by Aristotle (384 BCE-322 BCE)
Translated by Benjamin Jowett (1817-1893)
The Politics, by the ancient Greek philosopher Aristotle, is one of the most influential texts in political philosophy. In it, Aristotle explores the role that the political community should play in developing the virtue of its citizens. One of his central ideas is that “Man is a political animal,” meaning that people can only become virtuous by active participation in the political community. Aristotle also criticizes his teacher Plato, classifies and evaluates six different types of constitutions and political institutions, and describes his vision of the ideal state.

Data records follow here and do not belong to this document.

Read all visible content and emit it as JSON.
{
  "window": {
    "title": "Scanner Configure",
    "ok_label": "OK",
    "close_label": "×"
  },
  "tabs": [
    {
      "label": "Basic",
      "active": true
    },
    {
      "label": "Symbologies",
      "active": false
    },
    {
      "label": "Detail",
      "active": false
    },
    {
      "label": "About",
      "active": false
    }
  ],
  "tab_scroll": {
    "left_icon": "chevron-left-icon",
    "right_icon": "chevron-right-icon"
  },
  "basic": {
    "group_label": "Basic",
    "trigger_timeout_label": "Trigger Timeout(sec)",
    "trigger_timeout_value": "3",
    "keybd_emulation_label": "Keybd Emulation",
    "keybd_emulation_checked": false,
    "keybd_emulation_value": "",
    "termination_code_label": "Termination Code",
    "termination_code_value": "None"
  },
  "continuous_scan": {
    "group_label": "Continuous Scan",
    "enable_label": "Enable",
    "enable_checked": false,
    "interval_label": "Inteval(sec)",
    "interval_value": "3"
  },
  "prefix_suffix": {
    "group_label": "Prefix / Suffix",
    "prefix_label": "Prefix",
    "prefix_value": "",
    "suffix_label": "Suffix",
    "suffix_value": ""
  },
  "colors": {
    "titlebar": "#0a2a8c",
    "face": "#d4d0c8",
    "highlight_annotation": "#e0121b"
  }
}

Aristotle’s views on women and slavery are unenlightened by today’s standards, but his work remains enduring and relevant to this day.
(Summary by Leon Mire)